Side mounting can be a problem with selected orientations and bands for guys broken into non-resonant segement. Non-resonance is no assurance of good pattern since even small currents can wreak havoc with directivity. All you can hope to do is manage the problem by careful engineering.

Yagis above the tower are largely unaffected by guy interactions. The closest guy segments are short and are far from horizontal orientation. This is even true on 10 meters.

For fixed side mounted yagis the guy (or guys) ahead of the yagis can be chopped into smaller segments to preserve the pattern. However the cost versus benefit is doubtful, especially since you might in future decide to add a rotator to that yagi.

A guy aligned with the yagi boom does not interact at all. This should not be a surprise since it is orthogonal to the elements. I expected this.

That 15 meters performance came out worst is not necessarily indicative of what will occur with long boom mono-band yagis or other antenna types. Longer booms put the outer parasitic elements closer to the guys, leading to greater coupling and guy currents. Yagis further down the tower can also be more affected by interactions since the guys below and around them are more horizontal that those higher up.

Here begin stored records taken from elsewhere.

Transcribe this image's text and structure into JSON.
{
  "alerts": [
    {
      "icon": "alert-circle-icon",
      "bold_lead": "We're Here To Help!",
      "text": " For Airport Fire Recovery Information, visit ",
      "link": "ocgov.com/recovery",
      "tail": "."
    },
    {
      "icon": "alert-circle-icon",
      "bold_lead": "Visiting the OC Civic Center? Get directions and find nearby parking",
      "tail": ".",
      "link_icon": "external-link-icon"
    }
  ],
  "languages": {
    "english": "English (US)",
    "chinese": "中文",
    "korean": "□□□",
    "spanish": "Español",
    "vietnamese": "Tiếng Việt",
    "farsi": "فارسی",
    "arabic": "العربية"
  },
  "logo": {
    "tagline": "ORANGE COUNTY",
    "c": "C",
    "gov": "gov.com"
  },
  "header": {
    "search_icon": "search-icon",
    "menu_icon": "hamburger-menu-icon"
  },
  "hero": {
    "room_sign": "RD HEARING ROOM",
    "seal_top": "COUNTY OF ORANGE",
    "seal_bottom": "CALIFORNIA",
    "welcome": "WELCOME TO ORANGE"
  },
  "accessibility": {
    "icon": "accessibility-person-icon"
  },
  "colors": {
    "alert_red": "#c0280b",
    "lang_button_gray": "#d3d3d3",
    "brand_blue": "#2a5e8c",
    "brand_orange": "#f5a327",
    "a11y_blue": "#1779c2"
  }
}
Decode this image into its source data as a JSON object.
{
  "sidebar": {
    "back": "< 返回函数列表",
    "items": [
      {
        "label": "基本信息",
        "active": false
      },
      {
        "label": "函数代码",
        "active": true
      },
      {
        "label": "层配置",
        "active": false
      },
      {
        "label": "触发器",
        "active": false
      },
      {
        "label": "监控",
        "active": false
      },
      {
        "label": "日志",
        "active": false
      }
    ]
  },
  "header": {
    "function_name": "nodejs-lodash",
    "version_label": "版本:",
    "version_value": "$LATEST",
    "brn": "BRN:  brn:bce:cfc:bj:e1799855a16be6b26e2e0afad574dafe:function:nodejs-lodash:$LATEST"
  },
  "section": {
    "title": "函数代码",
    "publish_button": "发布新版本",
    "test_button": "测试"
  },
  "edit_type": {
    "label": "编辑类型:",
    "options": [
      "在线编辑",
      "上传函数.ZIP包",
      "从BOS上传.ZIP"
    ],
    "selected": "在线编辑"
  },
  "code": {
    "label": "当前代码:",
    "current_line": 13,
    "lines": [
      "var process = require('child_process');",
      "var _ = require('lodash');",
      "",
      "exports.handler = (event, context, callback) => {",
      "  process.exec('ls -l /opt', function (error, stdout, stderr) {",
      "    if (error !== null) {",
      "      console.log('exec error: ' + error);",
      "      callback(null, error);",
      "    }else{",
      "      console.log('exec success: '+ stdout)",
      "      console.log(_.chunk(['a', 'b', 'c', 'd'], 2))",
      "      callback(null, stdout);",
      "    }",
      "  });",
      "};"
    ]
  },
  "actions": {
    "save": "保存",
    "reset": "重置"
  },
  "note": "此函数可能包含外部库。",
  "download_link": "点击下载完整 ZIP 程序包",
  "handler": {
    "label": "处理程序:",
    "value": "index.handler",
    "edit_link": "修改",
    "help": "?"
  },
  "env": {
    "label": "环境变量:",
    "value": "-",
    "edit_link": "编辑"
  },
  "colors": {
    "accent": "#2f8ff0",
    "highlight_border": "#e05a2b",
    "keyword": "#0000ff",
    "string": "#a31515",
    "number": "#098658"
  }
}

You may have noticed that I did not show the plots for 20 meters. The reason is that the pattern distortions due to interactions were small, even for the side mount cases. Gain deteriorated by no more than 0.25 db and F/B by no more than about 3 db. While these figures make for uninteresting plots the message is that my selection from the literature of guy segment lengths works well for 20 meters. At least that is the conclusion so far, in advance of more detailed modelling.

Future work

The model I've presented here and the ways in which I've exercised it is a good start though far from the complete story. I intend to perform additional modelling to evaluate at least the following:
  • Lower guys that are more horizontal and that will therefore have a higher mutual impedance.
  • Effects of looking through 2 sets of upper guys from a lower side-mounted yagi.
  • Long boom yagis, which will get closer to the guys when side mounted.
  • Fixed wire yagis where inverted vee elements will be more parallel to the guys.
  • WARC bands, which while not a great concern I'd at least like to know what to expect when an antenna for 30, 17 or 12 meters is side mounted. 
  • Adjust guy wire segment lengths hopefully to tame interactions on 10 and 15 meters.
Regrettably I have more time for modelling than I'd like. The heavy rainfall we are receiving is keeping the ground saturated, too wet for finishing the concrete work on my big tower. I have no choice but to wait for the ground to dry. Perhaps late May, but I really don't know and I can't do much about it.

I can, and have pumped the water from my swimming holes to inspect them. Repairs to the damage winter has caused will have to wait for heavy equipment to arrive. They're a mess and every rainfall refills the holes. Indeed, we are experiencing extensive flooding in this part of the country. I had a near disaster yesterday when the sump pump failed overnight and the basement began flooding. Luckily I had an emergency pump handy -- the same I used to pump the tower excavations. The loss is minor but it sure is wet down there.

Whether it's guy wire interactions or sump pumps there is lots to keep one busy building and maintaining a large station located in a sparsely populated region.